The riposte followed a Twitter post by Trump, who told Iran not to threaten the US.
“If Iran wants to fight, that will be the official end of Iran. Never threaten the United States again,” he wrote, without clarifying what threats he meant.
Relations between Washington and Tehran plummeted a year ago when Trump pulled the US out of the Joint Comprehensive Plan of Action (JCPOA), an international accord that offered Iran sanctions relief in exchange for curbs on its nuclear programme.
The largest public display of discontent in Iran since the 2009 Green Movement has resulted in 21 deaths and 450 arrests, restricted access to social media apps and brought pushback from the Iranian government. Such scenes might have been unfathomable a decade ago — but these new protests, challenging the rule of Supreme Leader Ayatollah Ali Khamenei, represent discontent rarely seen in Iran.

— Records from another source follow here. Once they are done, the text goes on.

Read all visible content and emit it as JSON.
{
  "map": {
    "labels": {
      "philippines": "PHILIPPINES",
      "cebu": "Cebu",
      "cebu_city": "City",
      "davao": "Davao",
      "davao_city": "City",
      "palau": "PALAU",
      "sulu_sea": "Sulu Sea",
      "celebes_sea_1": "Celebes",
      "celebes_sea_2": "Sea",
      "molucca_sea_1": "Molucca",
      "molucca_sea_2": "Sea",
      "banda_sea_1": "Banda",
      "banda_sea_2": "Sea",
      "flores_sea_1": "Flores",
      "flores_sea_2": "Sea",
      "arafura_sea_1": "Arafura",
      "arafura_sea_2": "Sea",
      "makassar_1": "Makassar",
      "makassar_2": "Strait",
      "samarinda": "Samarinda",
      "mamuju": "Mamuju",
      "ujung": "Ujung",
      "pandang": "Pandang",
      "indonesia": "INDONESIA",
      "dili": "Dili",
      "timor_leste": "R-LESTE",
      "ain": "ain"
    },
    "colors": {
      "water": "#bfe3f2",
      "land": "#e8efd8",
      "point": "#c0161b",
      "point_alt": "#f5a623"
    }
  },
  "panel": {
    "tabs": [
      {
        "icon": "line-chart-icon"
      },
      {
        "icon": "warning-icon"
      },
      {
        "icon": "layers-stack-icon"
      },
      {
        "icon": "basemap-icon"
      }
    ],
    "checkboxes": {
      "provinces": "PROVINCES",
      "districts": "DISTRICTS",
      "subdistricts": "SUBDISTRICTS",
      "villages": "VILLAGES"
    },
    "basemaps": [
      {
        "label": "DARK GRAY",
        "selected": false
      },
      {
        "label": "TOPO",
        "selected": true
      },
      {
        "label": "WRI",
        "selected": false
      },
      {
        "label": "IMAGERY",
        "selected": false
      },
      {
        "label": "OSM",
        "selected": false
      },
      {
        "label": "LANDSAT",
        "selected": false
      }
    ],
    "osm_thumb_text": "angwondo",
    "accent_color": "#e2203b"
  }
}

“This man from a foreign government walked into the United States legislative chamber and tried to take over U.S. foreign policy. He said, ‘You should trust me, not your president on this. I am the man you should trust, I am your true leader on this question of U.S. geopolitics. To protect yourself, you must listen to me and not this president.’”
Chris Matthews, MSNBC